__Problem__: Print all of the entries exactly, minus the pictures.
━━━━
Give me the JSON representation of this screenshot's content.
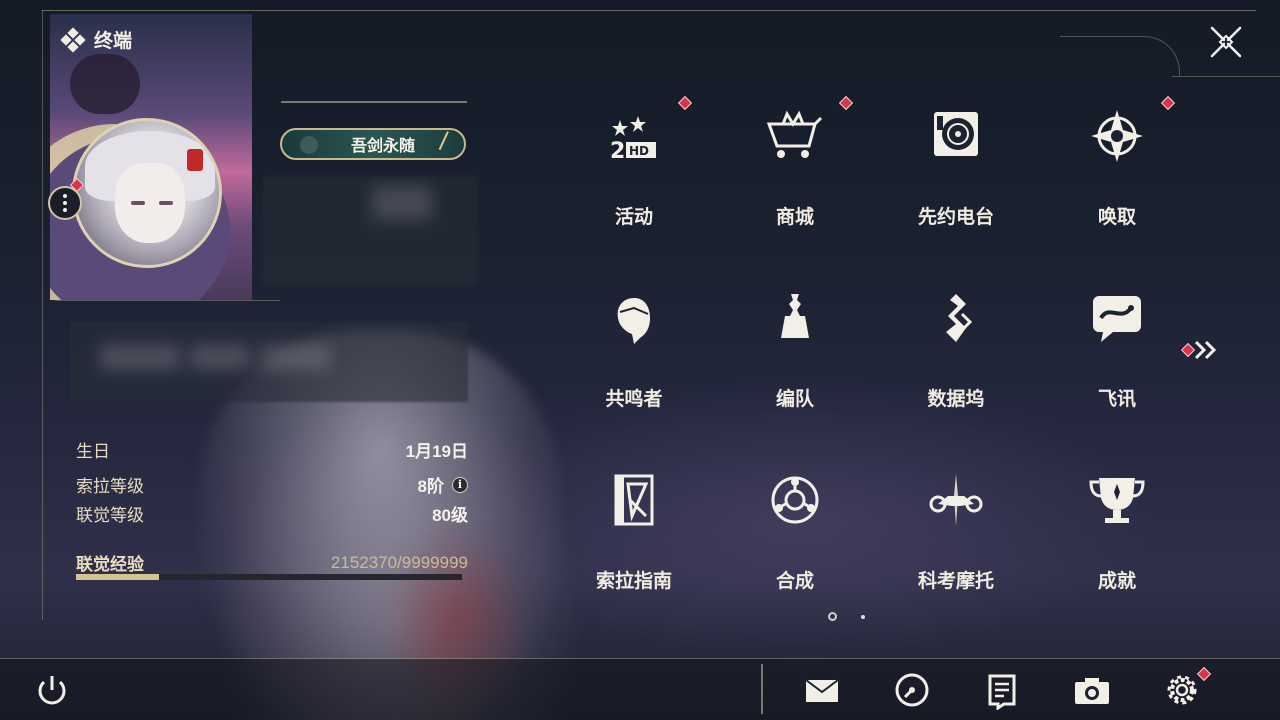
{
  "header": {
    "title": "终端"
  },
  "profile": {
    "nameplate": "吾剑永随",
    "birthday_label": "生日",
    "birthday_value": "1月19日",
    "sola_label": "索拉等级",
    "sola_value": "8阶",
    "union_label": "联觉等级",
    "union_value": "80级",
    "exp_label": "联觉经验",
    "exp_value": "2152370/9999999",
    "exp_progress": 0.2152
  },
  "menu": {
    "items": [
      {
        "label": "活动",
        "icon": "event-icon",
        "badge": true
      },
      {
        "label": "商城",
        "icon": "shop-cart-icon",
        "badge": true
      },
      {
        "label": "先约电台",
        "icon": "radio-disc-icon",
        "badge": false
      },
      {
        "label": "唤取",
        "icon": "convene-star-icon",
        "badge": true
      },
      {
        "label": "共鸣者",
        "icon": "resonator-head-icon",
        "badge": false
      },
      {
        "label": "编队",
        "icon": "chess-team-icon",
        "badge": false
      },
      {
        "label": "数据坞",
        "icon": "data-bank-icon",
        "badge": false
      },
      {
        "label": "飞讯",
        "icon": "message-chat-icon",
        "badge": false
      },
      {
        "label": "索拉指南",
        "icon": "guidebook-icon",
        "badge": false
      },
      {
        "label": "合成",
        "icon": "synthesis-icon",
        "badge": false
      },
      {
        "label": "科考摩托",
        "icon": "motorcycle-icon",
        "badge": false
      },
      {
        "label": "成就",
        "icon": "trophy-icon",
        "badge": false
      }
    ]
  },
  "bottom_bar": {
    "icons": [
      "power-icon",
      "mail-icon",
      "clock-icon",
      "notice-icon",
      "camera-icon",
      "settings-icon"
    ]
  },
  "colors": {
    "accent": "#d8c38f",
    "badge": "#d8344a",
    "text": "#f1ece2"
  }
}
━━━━
__Answer__:
Give me the JSON representation of this screenshot's content.
{
  "header": {
    "title": "终端"
  },
  "profile": {
    "nameplate": "吾剑永随",
    "birthday_label": "生日",
    "birthday_value": "1月19日",
    "sola_label": "索拉等级",
    "sola_value": "8阶",
    "union_label": "联觉等级",
    "union_value": "80级",
    "exp_label": "联觉经验",
    "exp_value": "2152370/9999999",
    "exp_progress": 0.2152
  },
  "menu": {
    "items": [
      {
        "label": "活动",
        "icon": "event-icon",
        "badge": true
      },
      {
        "label": "商城",
        "icon": "shop-cart-icon",
        "badge": true
      },
      {
        "label": "先约电台",
        "icon": "radio-disc-icon",
        "badge": false
      },
      {
        "label": "唤取",
        "icon": "convene-star-icon",
        "badge": true
      },
      {
        "label": "共鸣者",
        "icon": "resonator-head-icon",
        "badge": false
      },
      {
        "label": "编队",
        "icon": "chess-team-icon",
        "badge": false
      },
      {
        "label": "数据坞",
        "icon": "data-bank-icon",
        "badge": false
      },
      {
        "label": "飞讯",
        "icon": "message-chat-icon",
        "badge": false
      },
      {
        "label": "索拉指南",
        "icon": "guidebook-icon",
        "badge": false
      },
      {
        "label": "合成",
        "icon": "synthesis-icon",
        "badge": false
      },
      {
        "label": "科考摩托",
        "icon": "motorcycle-icon",
        "badge": false
      },
      {
        "label": "成就",
        "icon": "trophy-icon",
        "badge": false
      }
    ]
  },
  "bottom_bar": {
    "icons": [
      "power-icon",
      "mail-icon",
      "clock-icon",
      "notice-icon",
      "camera-icon",
      "settings-icon"
    ]
  },
  "colors": {
    "accent": "#d8c38f",
    "badge": "#d8344a",
    "text": "#f1ece2"
  }
}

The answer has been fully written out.